For Immediate Release, June 8, 2015
Cities, Conservation Groups Seek Notification on Explosive Oil Train Traffic
Coalition Appeals Tank-car Rule That Keeps Communities, Emergency Responders in the Dark
SEATTLE— A coalition of municipalities, Riverkeeper groups and conservation organizations has challenged the U.S. Department of Transportation (DOT) over emergency responder and public notification provisions in the department’s oil tank car safety rule.
The groups’ administrative appeal, filed June 5, asks the DOT to modify the final rule to keep previous notification requirements in place and eliminate provisions that make it difficult for emergency responders to gather information on oil trains rumbling through their communities.

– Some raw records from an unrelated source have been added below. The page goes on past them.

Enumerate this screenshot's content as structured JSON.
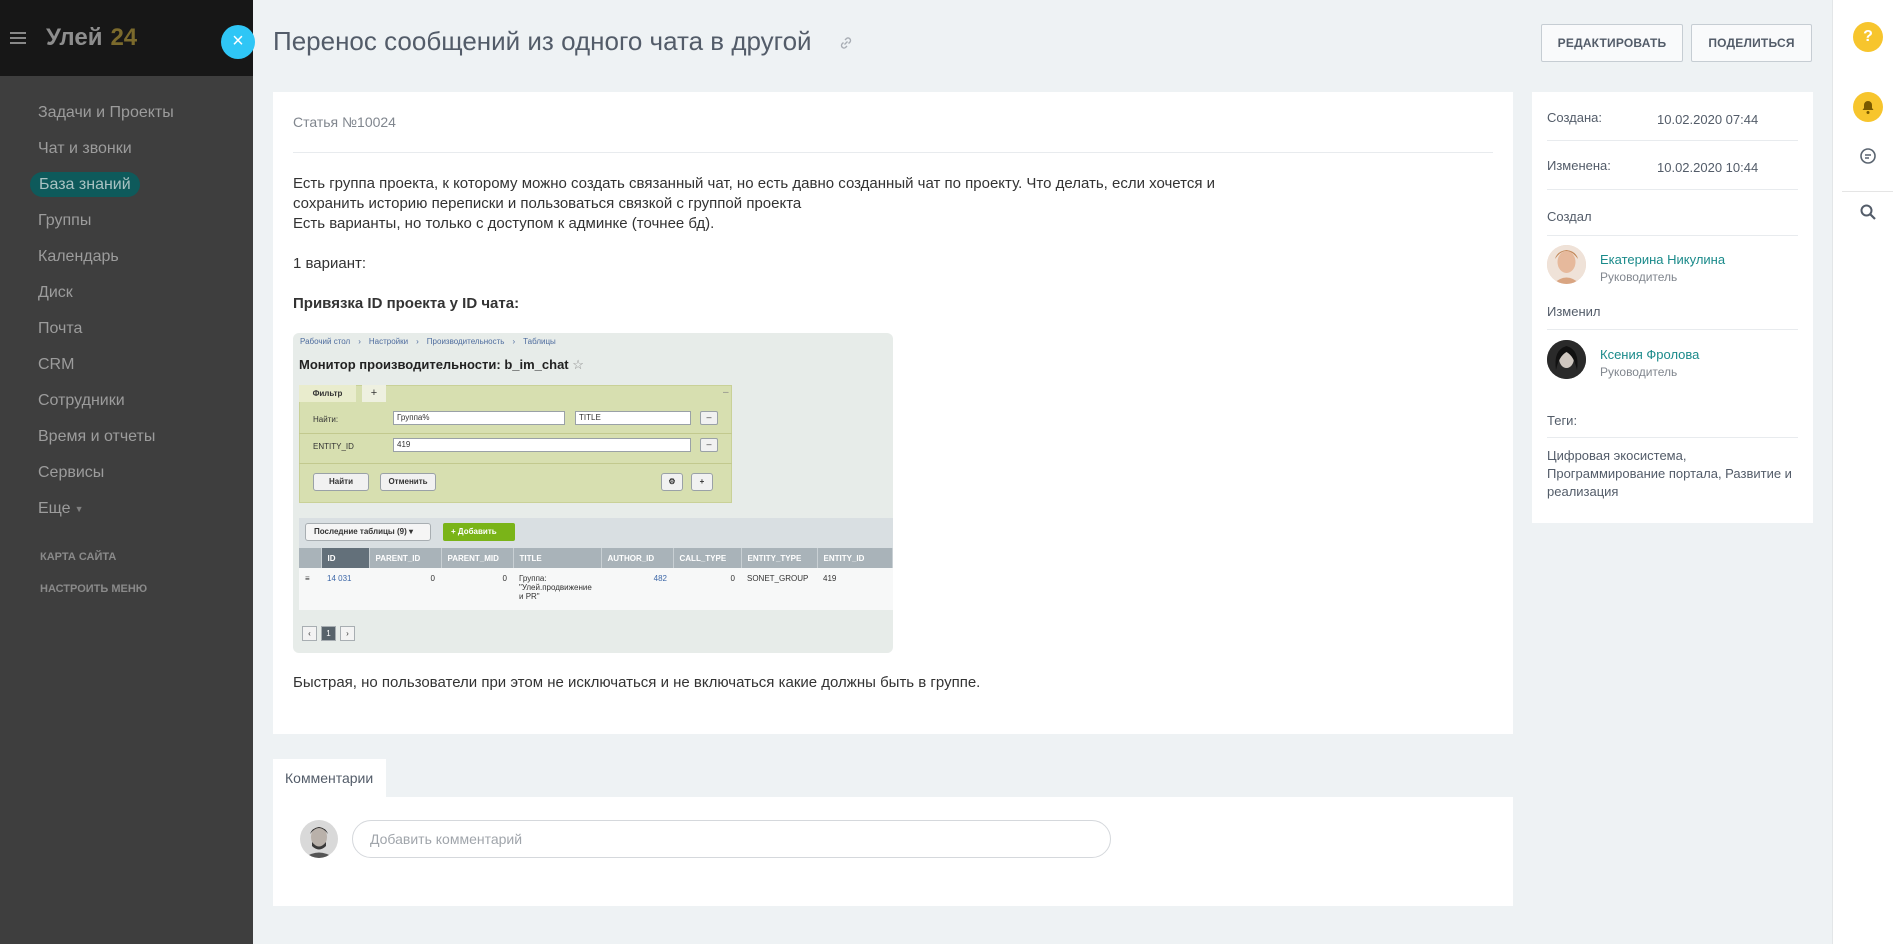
{
  "app": {
    "logo_name": "Улей",
    "logo_number": "24"
  },
  "sidebar": {
    "items": [
      {
        "label": "Задачи и Проекты"
      },
      {
        "label": "Чат и звонки"
      },
      {
        "label": "База знаний"
      },
      {
        "label": "Группы"
      },
      {
        "label": "Календарь"
      },
      {
        "label": "Диск"
      },
      {
        "label": "Почта"
      },
      {
        "label": "CRM"
      },
      {
        "label": "Сотрудники"
      },
      {
        "label": "Время и отчеты"
      },
      {
        "label": "Сервисы"
      },
      {
        "label": "Еще"
      }
    ],
    "site_map": "КАРТА САЙТА",
    "configure_menu": "НАСТРОИТЬ МЕНЮ"
  },
  "header": {
    "title": "Перенос сообщений из одного чата в другой",
    "edit_label": "РЕДАКТИРОВАТЬ",
    "share_label": "ПОДЕЛИТЬСЯ"
  },
  "article": {
    "number": "Статья №10024",
    "para1_line1": "Есть группа проекта, к которому можно создать связанный чат, но есть давно созданный чат по проекту. Что делать, если хочется и",
    "para1_line2": "сохранить историю переписки и пользоваться связкой с группой проекта",
    "para1_line3": "Есть варианты, но только с доступом к админке (точнее бд).",
    "variant": "1 вариант:",
    "binding": "Привязка ID проекта у ID чата:",
    "conclusion": "Быстрая, но пользователи при этом не исключаться и не включаться какие должны быть в группе."
  },
  "screenshot": {
    "crumbs": [
      "Рабочий стол",
      "›",
      "Настройки",
      "›",
      "Производительность",
      "›",
      "Таблицы"
    ],
    "title": "Монитор производительности: b_im_chat",
    "filter_tab": "Фильтр",
    "find_label": "Найти:",
    "find_value": "Группа%",
    "find_select": "TITLE",
    "entity_label": "ENTITY_ID",
    "entity_value": "419",
    "btn_find": "Найти",
    "btn_cancel": "Отменить",
    "recent_tables": "Последние таблицы (9)",
    "add_label": "Добавить",
    "columns": [
      "ID",
      "PARENT_ID",
      "PARENT_MID",
      "TITLE",
      "AUTHOR_ID",
      "CALL_TYPE",
      "ENTITY_TYPE",
      "ENTITY_ID"
    ],
    "row": [
      "14 031",
      "0",
      "0",
      "Группа: \"Улей.продвижение и PR\"",
      "482",
      "0",
      "SONET_GROUP",
      "419"
    ],
    "page": "1"
  },
  "info": {
    "created_label": "Создана:",
    "created_value": "10.02.2020 07:44",
    "changed_label": "Изменена:",
    "changed_value": "10.02.2020 10:44",
    "creator_label": "Создал",
    "creator_name": "Екатерина Никулина",
    "creator_role": "Руководитель",
    "modifier_label": "Изменил",
    "modifier_name": "Ксения Фролова",
    "modifier_role": "Руководитель",
    "tags_label": "Теги:",
    "tags_value": "Цифровая экосистема, Программирование портала, Развитие и реализация"
  },
  "comments": {
    "tab_label": "Комментарии",
    "placeholder": "Добавить комментарий"
  },
  "colors": {
    "accent_close": "#2fc6f6",
    "accent_yellow": "#f7c52d",
    "link_teal": "#1a8a8a",
    "active_menu": "#0e5a5b"
  }
}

After the DOT issued the final oil tank car rule, many people and organizations, including eight U.S. Senators, criticized the department for pulling back from a 2014 emergency order that gave oil train information to emergency workers and the public. After receiving criticism for decreasing public notification, the DOT issued a public statement on May 28 keeping the prior 2014 emergency order in place and stating that the department intended to stand by its prior notification requirements.
The new appeal was filed by Earthjustice; the village of Barrington, Illinois; the city of Aurora, Illinois; Sierra Club; ForestEthics; Waterkeeper Alliance; Hudson Riverkeeper; Washington Environmental Council; Friends of the Columbia Gorge; Spokane Riverkeeper; the Center for Biological Diversity; and Scenic Hudson.
The appeal asks the DOT to codify the 2014 emergency order notification provisions. It also asks the transportation department to expand those provisions to cover all hazardous flammable liquids, not just Bakken crude oil, and to eliminate provisions and language in the final rule that keep train route information secret from state and local emergency response centers.
“The DOT has repeatedly stated that emergency responders — the people who will jump into action to clean-up a derailment, explosion, or oil spill — need more information, not less,” said Earthjustice attorney Kristen Boyles. “The DOT’s final rule is at odds with its own findings; more confusion and uncertainty is the last thing we need when dealing with these explosive oil trains.”
The Center for Biological Diversity is a national, nonprofit conservation organization with more than 900,000 members and online activists dedicated to the protection of endangered species and wild places.
Earthjustice, the nation’s premier nonprofit environmental law organization, wields the power of law and the strength of partnership to protect people’s health, to preserve magnificent places and wildlife, to advance clean energy, and to combat climate change.
Because the earth needs a good lawyer.